Top of Available data
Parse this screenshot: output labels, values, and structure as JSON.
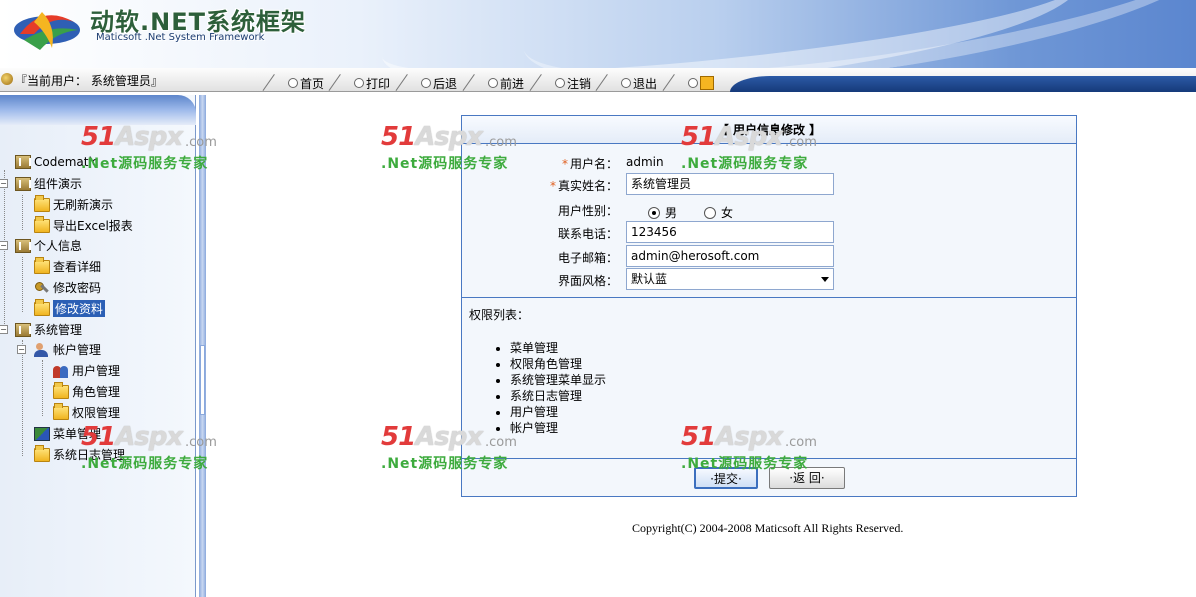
{
  "header": {
    "logo_cn": "动软.NET系统框架",
    "logo_en": "Maticsoft .Net System Framework"
  },
  "toolbar": {
    "current_user_label": "『当前用户：  系统管理员』",
    "nav": [
      "首页",
      "打印",
      "后退",
      "前进",
      "注销",
      "退出"
    ]
  },
  "sidebar": {
    "tree": [
      {
        "label": "Codematic",
        "icon": "book-icon",
        "level": 0
      },
      {
        "label": "组件演示",
        "icon": "book-icon",
        "level": 0
      },
      {
        "label": "无刷新演示",
        "icon": "folder-icon",
        "level": 1
      },
      {
        "label": "导出Excel报表",
        "icon": "folder-icon",
        "level": 1
      },
      {
        "label": "个人信息",
        "icon": "book-icon",
        "level": 0
      },
      {
        "label": "查看详细",
        "icon": "folder-icon",
        "level": 1
      },
      {
        "label": "修改密码",
        "icon": "key-icon",
        "level": 1
      },
      {
        "label": "修改资料",
        "icon": "folder-icon",
        "level": 1,
        "selected": true
      },
      {
        "label": "系统管理",
        "icon": "book-icon",
        "level": 0
      },
      {
        "label": "帐户管理",
        "icon": "user-icon",
        "level": 1
      },
      {
        "label": "用户管理",
        "icon": "users-icon",
        "level": 2
      },
      {
        "label": "角色管理",
        "icon": "folder-icon",
        "level": 2
      },
      {
        "label": "权限管理",
        "icon": "folder-icon",
        "level": 2
      },
      {
        "label": "菜单管理",
        "icon": "menu-icon",
        "level": 1
      },
      {
        "label": "系统日志管理",
        "icon": "folder-icon",
        "level": 1
      }
    ]
  },
  "watermark": {
    "big_51": "51",
    "big_aspx": "Aspx",
    "com": ".com",
    "small": ".Net源码服务专家"
  },
  "form": {
    "title": "【 用户信息修改 】",
    "username_label": "用户名：",
    "username_value": "admin",
    "realname_label": "真实姓名：",
    "realname_value": "系统管理员",
    "gender_label": "用户性别：",
    "gender_male": "男",
    "gender_female": "女",
    "gender_selected": "男",
    "phone_label": "联系电话：",
    "phone_value": "123456",
    "email_label": "电子邮箱：",
    "email_value": "admin@herosoft.com",
    "style_label": "界面风格：",
    "style_value": "默认蓝",
    "required_mark": "*",
    "permissions_title": "权限列表：",
    "permissions": [
      "菜单管理",
      "权限角色管理",
      "系统管理菜单显示",
      "系统日志管理",
      "用户管理",
      "帐户管理"
    ],
    "submit_label": "·提交·",
    "back_label": "·返 回·"
  },
  "footer": {
    "copyright": "Copyright(C) 2004-2008 Maticsoft All Rights Reserved."
  },
  "colors": {
    "accent_blue": "#4978c2",
    "selected_bg": "#2b5fb5",
    "watermark_red": "#e23b3b",
    "watermark_green": "#3dab3d"
  }
}
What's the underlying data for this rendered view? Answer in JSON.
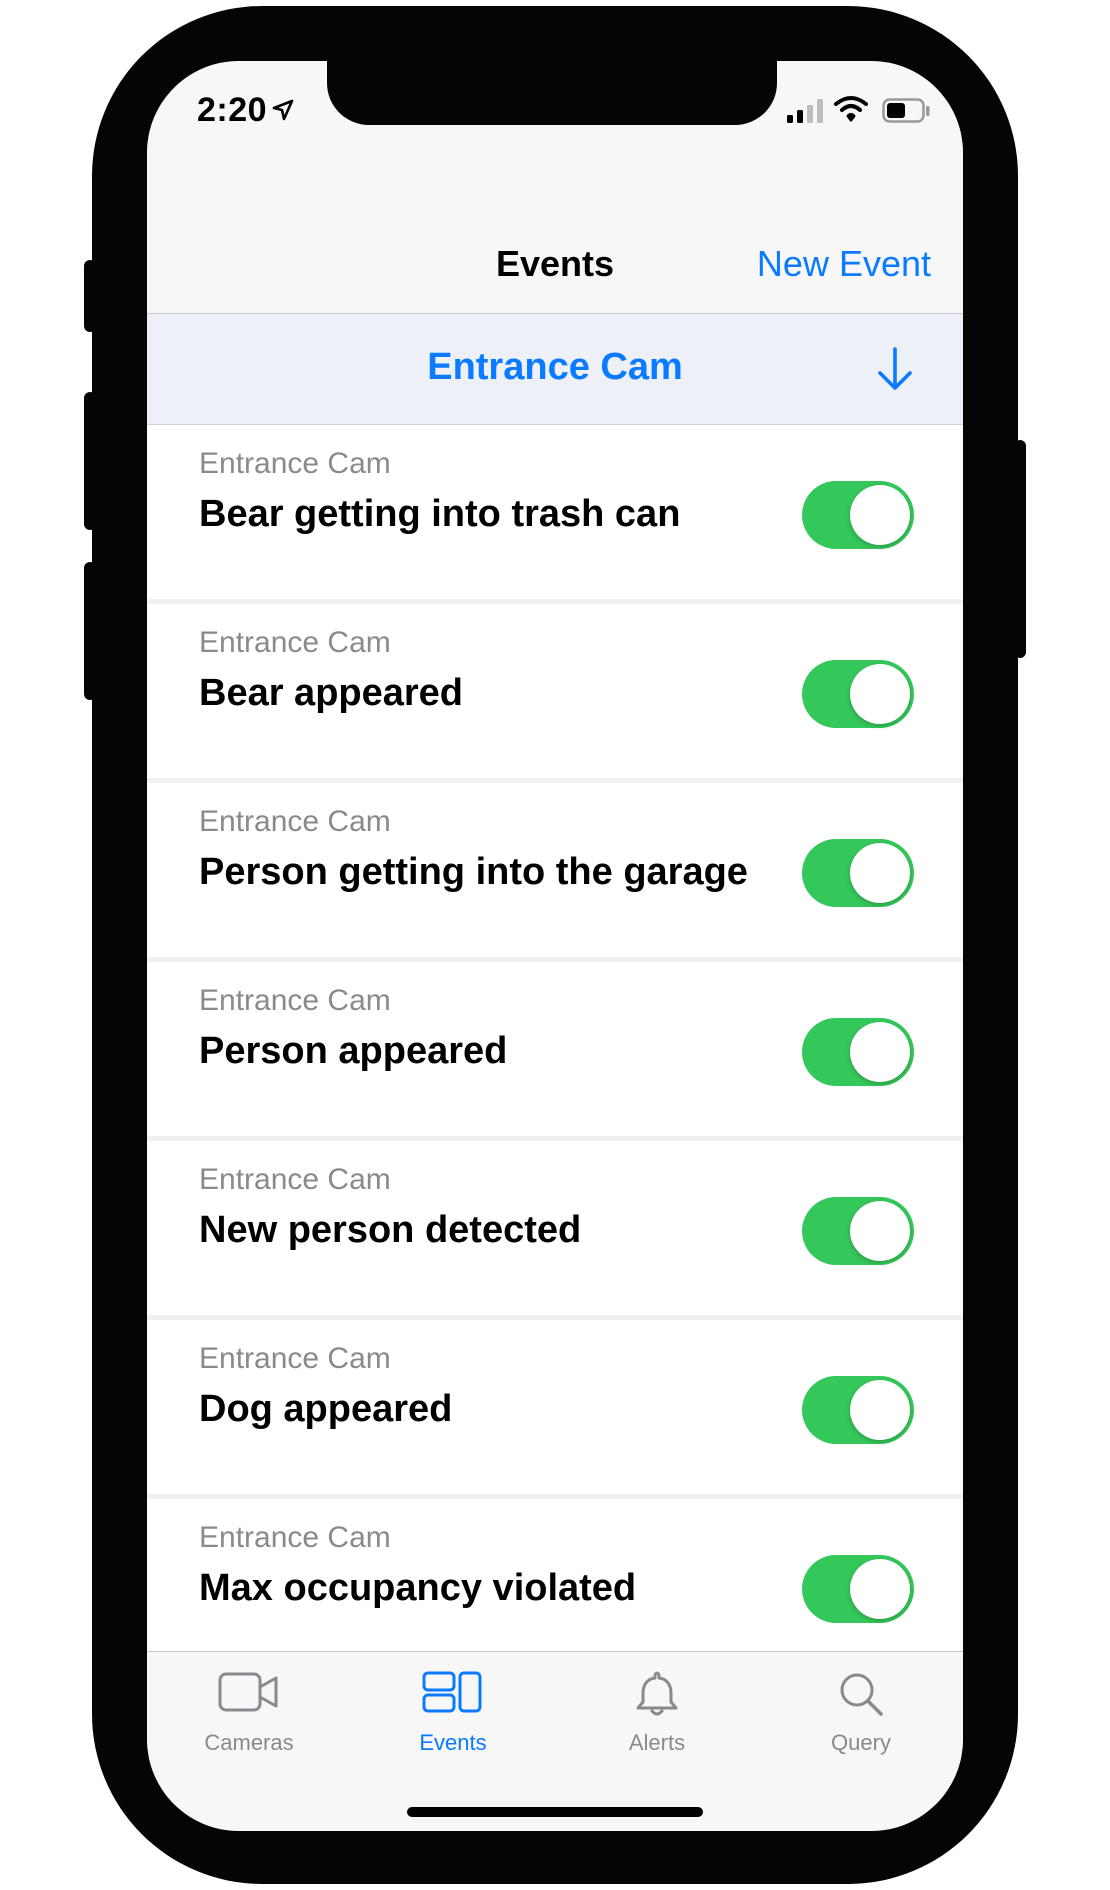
{
  "status_bar": {
    "time": "2:20"
  },
  "nav": {
    "title": "Events",
    "new_event_label": "New Event"
  },
  "camera_selector": {
    "label": "Entrance Cam"
  },
  "events": [
    {
      "camera": "Entrance Cam",
      "name": "Bear getting into trash can",
      "enabled": true
    },
    {
      "camera": "Entrance Cam",
      "name": "Bear appeared",
      "enabled": true
    },
    {
      "camera": "Entrance Cam",
      "name": "Person getting into the garage",
      "enabled": true
    },
    {
      "camera": "Entrance Cam",
      "name": "Person appeared",
      "enabled": true
    },
    {
      "camera": "Entrance Cam",
      "name": "New person detected",
      "enabled": true
    },
    {
      "camera": "Entrance Cam",
      "name": "Dog appeared",
      "enabled": true
    },
    {
      "camera": "Entrance Cam",
      "name": "Max occupancy violated",
      "enabled": true
    }
  ],
  "tabs": [
    {
      "label": "Cameras",
      "icon": "video-camera-icon",
      "active": false
    },
    {
      "label": "Events",
      "icon": "events-grid-icon",
      "active": true
    },
    {
      "label": "Alerts",
      "icon": "bell-icon",
      "active": false
    },
    {
      "label": "Query",
      "icon": "magnifier-icon",
      "active": false
    }
  ],
  "colors": {
    "accent": "#0a7aff",
    "toggle_on": "#34c759",
    "secondary_text": "#8a8a8e"
  }
}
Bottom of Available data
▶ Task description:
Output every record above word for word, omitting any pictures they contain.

▶ Task output:
Parse this screenshot: output labels, values, and structure as JSON.
{
  "header": {
    "logo_cn": "动软.NET系统框架",
    "logo_en": "Maticsoft .Net System Framework"
  },
  "toolbar": {
    "current_user_label": "『当前用户：  系统管理员』",
    "nav": [
      "首页",
      "打印",
      "后退",
      "前进",
      "注销",
      "退出"
    ]
  },
  "sidebar": {
    "tree": [
      {
        "label": "Codematic",
        "icon": "book-icon",
        "level": 0
      },
      {
        "label": "组件演示",
        "icon": "book-icon",
        "level": 0
      },
      {
        "label": "无刷新演示",
        "icon": "folder-icon",
        "level": 1
      },
      {
        "label": "导出Excel报表",
        "icon": "folder-icon",
        "level": 1
      },
      {
        "label": "个人信息",
        "icon": "book-icon",
        "level": 0
      },
      {
        "label": "查看详细",
        "icon": "folder-icon",
        "level": 1
      },
      {
        "label": "修改密码",
        "icon": "key-icon",
        "level": 1
      },
      {
        "label": "修改资料",
        "icon": "folder-icon",
        "level": 1,
        "selected": true
      },
      {
        "label": "系统管理",
        "icon": "book-icon",
        "level": 0
      },
      {
        "label": "帐户管理",
        "icon": "user-icon",
        "level": 1
      },
      {
        "label": "用户管理",
        "icon": "users-icon",
        "level": 2
      },
      {
        "label": "角色管理",
        "icon": "folder-icon",
        "level": 2
      },
      {
        "label": "权限管理",
        "icon": "folder-icon",
        "level": 2
      },
      {
        "label": "菜单管理",
        "icon": "menu-icon",
        "level": 1
      },
      {
        "label": "系统日志管理",
        "icon": "folder-icon",
        "level": 1
      }
    ]
  },
  "watermark": {
    "big_51": "51",
    "big_aspx": "Aspx",
    "com": ".com",
    "small": ".Net源码服务专家"
  },
  "form": {
    "title": "【 用户信息修改 】",
    "username_label": "用户名：",
    "username_value": "admin",
    "realname_label": "真实姓名：",
    "realname_value": "系统管理员",
    "gender_label": "用户性别：",
    "gender_male": "男",
    "gender_female": "女",
    "gender_selected": "男",
    "phone_label": "联系电话：",
    "phone_value": "123456",
    "email_label": "电子邮箱：",
    "email_value": "admin@herosoft.com",
    "style_label": "界面风格：",
    "style_value": "默认蓝",
    "required_mark": "*",
    "permissions_title": "权限列表：",
    "permissions": [
      "菜单管理",
      "权限角色管理",
      "系统管理菜单显示",
      "系统日志管理",
      "用户管理",
      "帐户管理"
    ],
    "submit_label": "·提交·",
    "back_label": "·返 回·"
  },
  "footer": {
    "copyright": "Copyright(C) 2004-2008 Maticsoft All Rights Reserved."
  },
  "colors": {
    "accent_blue": "#4978c2",
    "selected_bg": "#2b5fb5",
    "watermark_red": "#e23b3b",
    "watermark_green": "#3dab3d"
  }
}
What's the underlying data for this rendered view? Answer in JSON.
{
  "status_bar": {
    "time": "2:20"
  },
  "nav": {
    "title": "Events",
    "new_event_label": "New Event"
  },
  "camera_selector": {
    "label": "Entrance Cam"
  },
  "events": [
    {
      "camera": "Entrance Cam",
      "name": "Bear getting into trash can",
      "enabled": true
    },
    {
      "camera": "Entrance Cam",
      "name": "Bear appeared",
      "enabled": true
    },
    {
      "camera": "Entrance Cam",
      "name": "Person getting into the garage",
      "enabled": true
    },
    {
      "camera": "Entrance Cam",
      "name": "Person appeared",
      "enabled": true
    },
    {
      "camera": "Entrance Cam",
      "name": "New person detected",
      "enabled": true
    },
    {
      "camera": "Entrance Cam",
      "name": "Dog appeared",
      "enabled": true
    },
    {
      "camera": "Entrance Cam",
      "name": "Max occupancy violated",
      "enabled": true
    }
  ],
  "tabs": [
    {
      "label": "Cameras",
      "icon": "video-camera-icon",
      "active": false
    },
    {
      "label": "Events",
      "icon": "events-grid-icon",
      "active": true
    },
    {
      "label": "Alerts",
      "icon": "bell-icon",
      "active": false
    },
    {
      "label": "Query",
      "icon": "magnifier-icon",
      "active": false
    }
  ],
  "colors": {
    "accent": "#0a7aff",
    "toggle_on": "#34c759",
    "secondary_text": "#8a8a8e"
  }
}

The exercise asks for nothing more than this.